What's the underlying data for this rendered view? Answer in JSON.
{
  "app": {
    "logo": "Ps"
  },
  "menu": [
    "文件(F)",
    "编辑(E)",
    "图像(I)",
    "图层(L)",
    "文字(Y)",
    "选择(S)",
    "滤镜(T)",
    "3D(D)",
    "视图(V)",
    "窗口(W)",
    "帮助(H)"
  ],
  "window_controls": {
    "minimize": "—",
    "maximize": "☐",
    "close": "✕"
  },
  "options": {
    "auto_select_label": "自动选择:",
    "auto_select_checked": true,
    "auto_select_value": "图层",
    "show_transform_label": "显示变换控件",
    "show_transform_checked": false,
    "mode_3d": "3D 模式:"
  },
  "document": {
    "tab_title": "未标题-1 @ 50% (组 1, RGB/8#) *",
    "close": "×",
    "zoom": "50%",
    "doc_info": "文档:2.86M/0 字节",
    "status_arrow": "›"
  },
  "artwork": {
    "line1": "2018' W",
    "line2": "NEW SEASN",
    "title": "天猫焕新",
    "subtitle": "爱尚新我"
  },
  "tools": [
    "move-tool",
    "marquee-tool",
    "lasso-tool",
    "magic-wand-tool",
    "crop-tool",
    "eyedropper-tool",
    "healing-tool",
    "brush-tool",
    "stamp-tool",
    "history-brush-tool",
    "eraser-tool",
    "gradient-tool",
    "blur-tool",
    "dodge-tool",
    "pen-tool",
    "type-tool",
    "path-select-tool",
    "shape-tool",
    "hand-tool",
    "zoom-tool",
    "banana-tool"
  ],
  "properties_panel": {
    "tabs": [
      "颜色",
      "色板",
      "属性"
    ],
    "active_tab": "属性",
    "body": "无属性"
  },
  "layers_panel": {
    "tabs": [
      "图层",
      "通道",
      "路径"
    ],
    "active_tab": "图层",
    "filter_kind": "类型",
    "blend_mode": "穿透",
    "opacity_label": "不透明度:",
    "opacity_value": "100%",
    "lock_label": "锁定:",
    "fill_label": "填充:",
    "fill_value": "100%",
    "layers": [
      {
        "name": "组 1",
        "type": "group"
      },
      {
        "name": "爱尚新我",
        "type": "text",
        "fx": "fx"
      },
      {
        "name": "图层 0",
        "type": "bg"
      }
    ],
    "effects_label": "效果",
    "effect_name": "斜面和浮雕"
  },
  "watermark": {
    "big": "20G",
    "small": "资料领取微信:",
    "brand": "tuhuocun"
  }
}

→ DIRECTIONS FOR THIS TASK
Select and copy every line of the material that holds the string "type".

→ EXPECTED OUTPUT
    "type-tool",
        "type": "group"
        "type": "text",
        "type": "bg"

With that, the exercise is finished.